Phillips alleges that promises to repay the loans, in cash or stock, have gone unfulfilled, and that DePriest hasn''t paid dividends or transferred ownership of promised partnership units.
DePriest''s lawyer, Ernest Taylor, said Thursday that his client doesn''t believe he owes Phillips anything, but is willing to abide by the court''s decision. The trial date is May 4.
"Mr. DePriest has asked the court to do a complete accounting to determine who owes whom what, if anything. If he owes Phillips he will pay him," said Taylor, who is not representing DePriest in the IRS matter.
Phillips isn''t the only unhappy investor in DePriest''s companies. Fred Goad of Franklin, Tenn., filed a lawsuit on May 15, 2008, in Lowndes County against DePriest and his Maritime Communications/Land Mobile LLC. In his complaint, Goad alleges that he loaned $400,000 to Maritime on Nov. 2, 2005, a loan DePriest personally guaranteed. DePriest also gave him the right to purchase 22 partnership units at $1 apiece, Goad contends.
According to Goad, DePriest has not repaid the loan as promised, though he did pay Goad a $25,000 fee for the inconvenience, and Maritime hasn''t issued him certificates of ownership. He wants a Lowndes County judge to award him both, plus interest, attorney''s fees and costs.
Citing the pending lawsuit, Goad declined to comment on DePriest.
Peter Harmer, an international marketing consultant from Nashville, is another investor who believes DePriest misled him. In November 2000, he said, he invested in DePriest''s MCT Corp. at $12.85 a share. According to Harmer, MCT would join ventures to bring mobile phone service to regions of the former Soviet Union. The plan, Harmer said, was to sell MCT in 12-18 months to a large operator, with a forecast profit of 400 percent to 500 percent.

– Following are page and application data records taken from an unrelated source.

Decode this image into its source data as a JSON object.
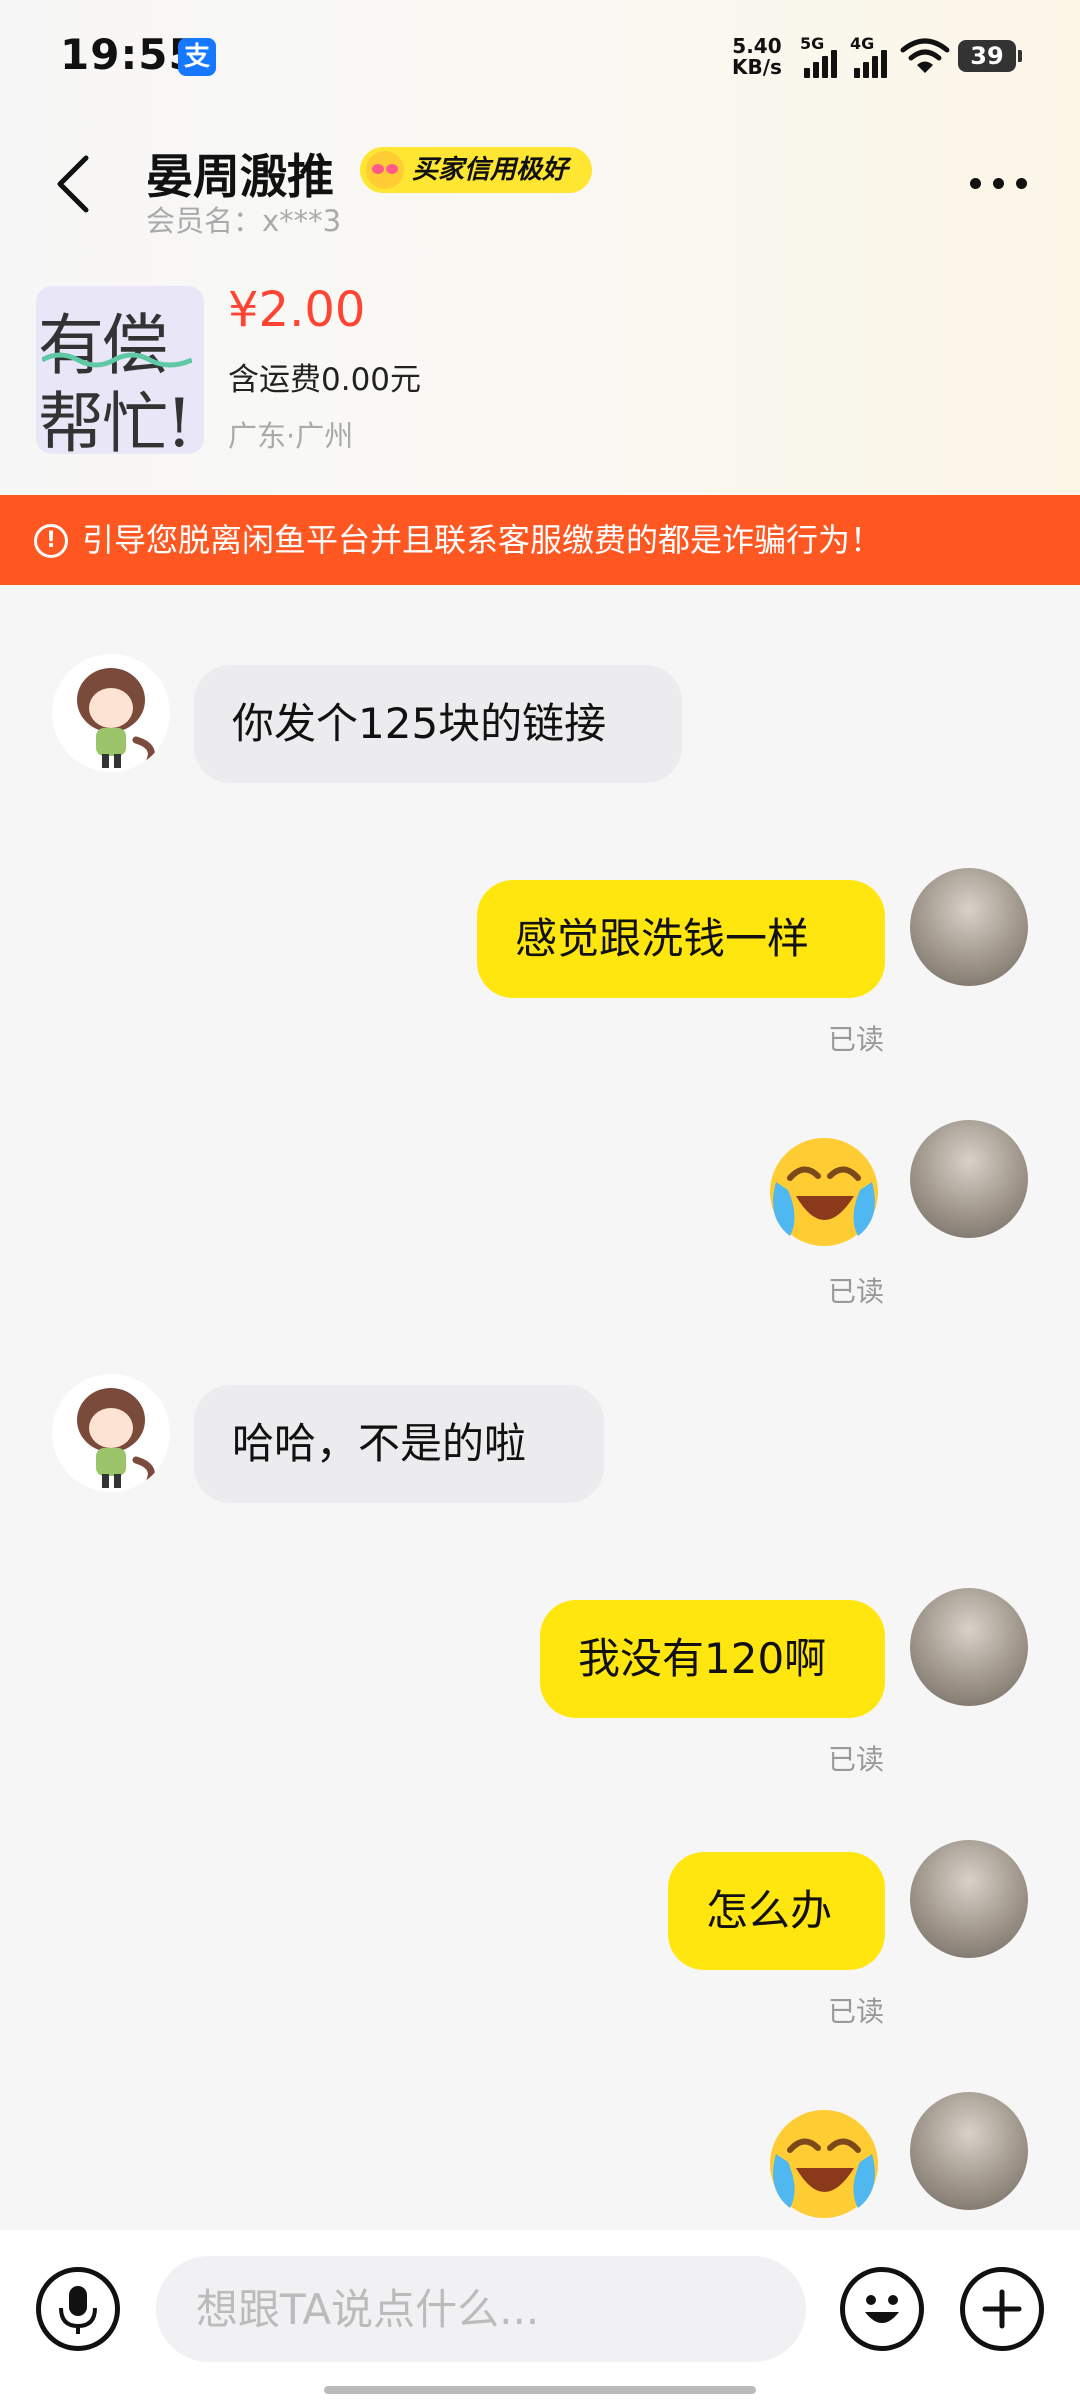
{
  "status_bar": {
    "time": "19:55",
    "alipay_icon": "支",
    "net_speed": "5.40",
    "net_unit": "KB/s",
    "sig1_label": "5G",
    "sig2_label": "4G",
    "battery": "39"
  },
  "header": {
    "name": "晏周溵推",
    "badge": "买家信用极好",
    "member": "会员名：x***3"
  },
  "product": {
    "thumb_line1": "有偿",
    "thumb_line2": "帮忙!",
    "price": "¥2.00",
    "shipping": "含运费0.00元",
    "location": "广东·广州"
  },
  "warning": {
    "text": "引导您脱离闲鱼平台并且联系客服缴费的都是诈骗行为！"
  },
  "messages": [
    {
      "from": "seller",
      "type": "text",
      "text": "你发个125块的链接"
    },
    {
      "from": "me",
      "type": "text",
      "text": "感觉跟洗钱一样",
      "status": "已读"
    },
    {
      "from": "me",
      "type": "emoji",
      "emoji": "crying-laughing-emoji",
      "status": "已读"
    },
    {
      "from": "seller",
      "type": "text",
      "text": "哈哈，不是的啦"
    },
    {
      "from": "me",
      "type": "text",
      "text": "我没有120啊",
      "status": "已读"
    },
    {
      "from": "me",
      "type": "text",
      "text": "怎么办",
      "status": "已读"
    },
    {
      "from": "me",
      "type": "emoji",
      "emoji": "crying-laughing-emoji"
    }
  ],
  "input": {
    "placeholder": "想跟TA说点什么..."
  },
  "colors": {
    "accent_yellow": "#ffe60f",
    "warning_orange": "#ff5722",
    "price_red": "#ff4433"
  }
}
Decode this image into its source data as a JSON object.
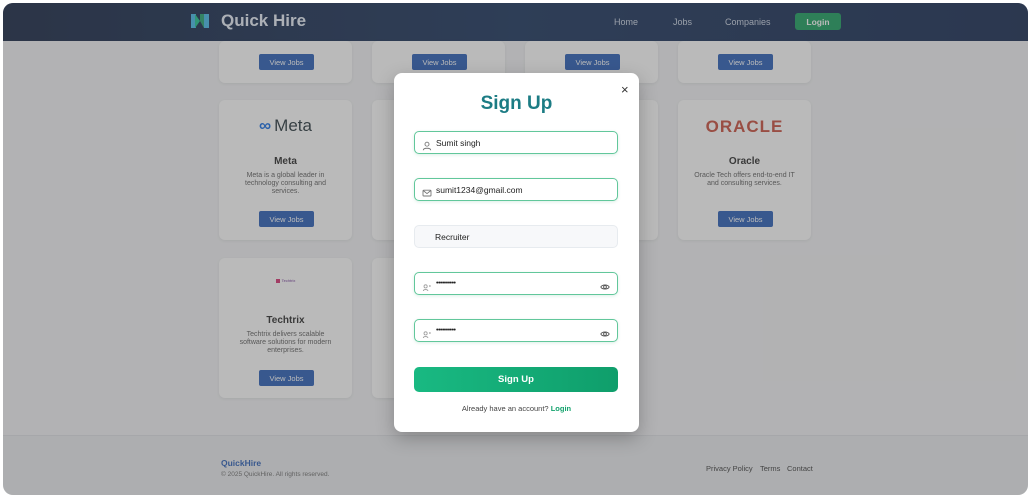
{
  "nav": {
    "brand": "Quick Hire",
    "links": [
      "Home",
      "Jobs",
      "Companies"
    ],
    "login": "Login"
  },
  "companies": [
    {
      "name": "Meta",
      "logo_text": "Meta",
      "desc": "Meta is a global leader in technology consulting and services.",
      "button": "View Jobs"
    },
    {
      "name": "Oracle",
      "logo_text": "ORACLE",
      "desc": "Oracle Tech offers end-to-end IT and consulting services.",
      "button": "View Jobs"
    },
    {
      "name": "Techtrix",
      "logo_text": "Techtrix",
      "desc": "Techtrix delivers scalable software solutions for modern enterprises.",
      "button": "View Jobs"
    }
  ],
  "top_row_button": "View Jobs",
  "footer": {
    "brand": "QuickHire",
    "copyright": "© 2025 QuickHire. All rights reserved.",
    "links": [
      "Privacy Policy",
      "Terms",
      "Contact"
    ]
  },
  "modal": {
    "title": "Sign Up",
    "close_glyph": "×",
    "fields": {
      "name": "Sumit singh",
      "email": "sumit1234@gmail.com",
      "role": "Recruiter",
      "password": "••••••••••",
      "confirm_password": "••••••••••"
    },
    "submit": "Sign Up",
    "switch_text": "Already have an account?",
    "switch_link": "Login"
  },
  "colors": {
    "nav_bg": "#0f2a55",
    "accent_green": "#10a46d",
    "title_teal": "#1c7c84",
    "button_blue": "#1f56b3"
  },
  "icons": [
    "logo-icon",
    "user-icon",
    "mail-icon",
    "lock-icon",
    "eye-icon",
    "close-icon"
  ]
}
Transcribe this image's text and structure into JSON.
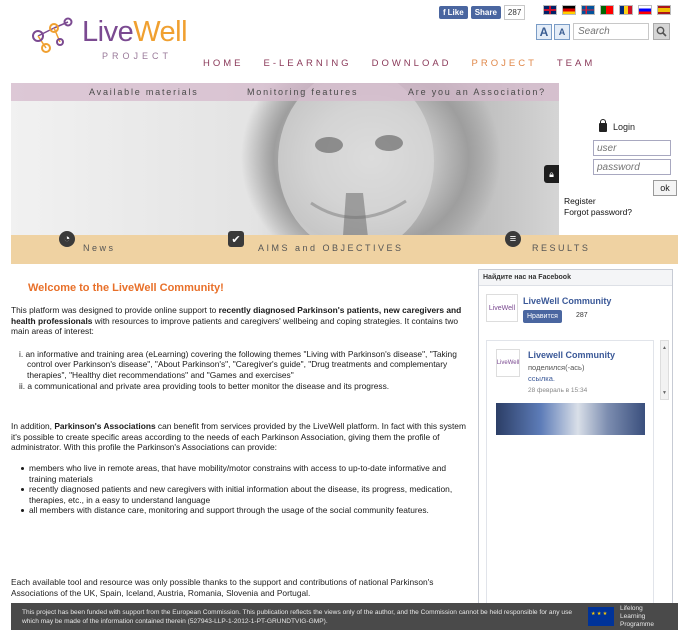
{
  "brand": {
    "live": "Live",
    "well": "Well",
    "project": "PROJECT"
  },
  "social": {
    "like_label": "Like",
    "share_label": "Share",
    "count": "287"
  },
  "languages": [
    "English",
    "Deutsch",
    "Íslenska",
    "Português",
    "Română",
    "Slovenščina",
    "Español"
  ],
  "font_controls": {
    "larger": "A",
    "smaller": "A"
  },
  "search": {
    "placeholder": "Search"
  },
  "nav": {
    "items": [
      "HOME",
      "E-LEARNING",
      "DOWNLOAD",
      "PROJECT",
      "TEAM"
    ],
    "active": "PROJECT"
  },
  "banner": {
    "top_items": [
      "Available materials",
      "Monitoring features",
      "Are you an Association?"
    ],
    "bottom_items": [
      "News",
      "AIMS and OBJECTIVES",
      "RESULTS"
    ]
  },
  "login": {
    "title": "Login",
    "user_placeholder": "user",
    "password_placeholder": "password",
    "ok_label": "ok",
    "register_label": "Register",
    "forgot_label": "Forgot password?"
  },
  "main": {
    "welcome": "Welcome to the LiveWell Community!",
    "intro_1": "This platform was designed to provide online support to ",
    "intro_bold": "recently diagnosed Parkinson's patients, new caregivers and health professionals",
    "intro_2": " with resources to improve patients and caregivers' wellbeing and coping strategies. It contains two main areas of interest:",
    "areas": [
      "i. an informative and training area (eLearning) covering the following themes \"Living with Parkinson's disease\", \"Taking control over Parkinson's disease\", \"About Parkinson's\", \"Caregiver's guide\", \"Drug treatments and complementary therapies\", \"Healthy diet recommendations\" and \"Games and exercises\"",
      "ii. a communicational and private area providing tools to better monitor the disease and its progress."
    ],
    "assoc_1": "In addition, ",
    "assoc_bold": "Parkinson's Associations",
    "assoc_2": " can benefit from services provided by the LiveWell platform. In fact with this system it's possible to create specific areas according to the needs of each Parkinson Association, giving them the profile of administrator. With this profile the Parkinson's Associations can provide:",
    "services": [
      "members who live in remote areas, that have mobility/motor constrains with access to up-to-date informative and training materials",
      "recently diagnosed patients and new caregivers with initial information about the disease, its progress, medication, therapies, etc., in a easy to understand language",
      "all members with distance care, monitoring and support through the usage of the social community features."
    ],
    "closing": "Each available tool and resource was only possible thanks to the support and contributions of national Parkinson's Associations of the UK, Spain, Iceland, Austria, Romania, Slovenia and Portugal."
  },
  "facebook_widget": {
    "header": "Найдите нас на Facebook",
    "page_name": "LiveWell Community",
    "like_label": "Нравится",
    "like_count": "287",
    "post_author": "Livewell Community",
    "post_action": "поделился(-ась)",
    "post_link": "ссылка.",
    "post_date": "28 февраль в 15:34",
    "logo_text": "LiveWell"
  },
  "footer": {
    "text": "This project has been funded with support from the European Commission. This publication reflects the views only of the author, and the Commission cannot be held responsible for any use which may be made of the information contained therein (527943-LLP-1-2012-1-PT-GRUNDTVIG-GMP).",
    "program_line1": "Lifelong",
    "program_line2": "Learning",
    "program_line3": "Programme"
  }
}
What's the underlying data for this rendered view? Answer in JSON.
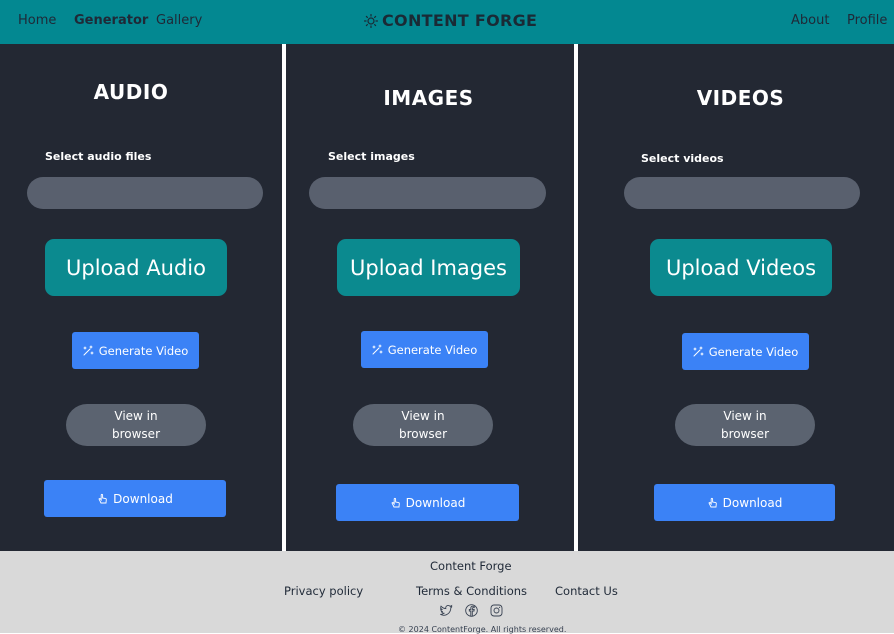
{
  "nav": {
    "home": "Home",
    "generator": "Generator",
    "gallery": "Gallery",
    "brand": "CONTENT FORGE",
    "about": "About",
    "profile": "Profile"
  },
  "panels": [
    {
      "title": "AUDIO",
      "select_label": "Select audio files",
      "upload": "Upload Audio",
      "generate": "Generate Video",
      "view": "View in browser",
      "download": "Download"
    },
    {
      "title": "IMAGES",
      "select_label": "Select images",
      "upload": "Upload Images",
      "generate": "Generate Video",
      "view": "View in browser",
      "download": "Download"
    },
    {
      "title": "VIDEOS",
      "select_label": "Select videos",
      "upload": "Upload Videos",
      "generate": "Generate Video",
      "view": "View in browser",
      "download": "Download"
    }
  ],
  "footer": {
    "name": "Content Forge",
    "privacy": "Privacy policy",
    "terms": "Terms & Conditions",
    "contact": "Contact Us",
    "copyright": "© 2024 ContentForge. All rights reserved.",
    "social_icons": [
      "twitter-icon",
      "facebook-icon",
      "instagram-icon"
    ]
  },
  "colors": {
    "nav": "#038891",
    "panel": "#232833",
    "upload": "#0b8a8f",
    "primary": "#3b82f6",
    "view": "#5b6370",
    "footer": "#d9d9d9"
  }
}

Harmer said DePriest would tell him the company was doing well but did not provide documentation. Harmer said DePriest promised $45-$60 a share when it came time to sell the company, so he took out loans based on that value.
When the company was sold in 2007, however, the stock fetched just $15.85 a share, and the bank came after him, Harmer said. The results, he said, were devastating.
"I''ve lost well over half a million dollars," Harmer said.
Harmer, who promoted economic development in the Tennessee Valley overseas for TVA during the 1980s, said he has not filed a lawsuit.
DePriest has a history of being sued for allegedly not repaying loans. A review of recent federal court cases shows he was forced to repay $247,707 last year to Mitchell Hauser of New York and $143,169.16 to MSB Financial Services Corp. in 2005.
Cases involving loans of $300,000 with Fifth Third Bank and $100,000 with Lawrence E. Goulb, of New York, were settled out of court. A dispute over a $100,000 promissory note between three DePriest companies and Media Services Group Inc. was dismissed with the agreement of all parties, but the court didn''t indicate whether a settlement had been reached.
The chemical giant DuPont has a pending lawsuit in U.S. District Court in Nashville over a $500,000 advance to DePriest''s American Nonwovens Corp., plus a little more than $77,000 of an $86,657.50 bill for engineering services.
Harmer said TVA''s employees and customers deserve better.
"The TVA board should not be a repository of political paybacks," he said, "but should consist of the best qualified individuals with the highest integrity to oversee the running of the mammoth agency that impacts the life of the region in so many ways."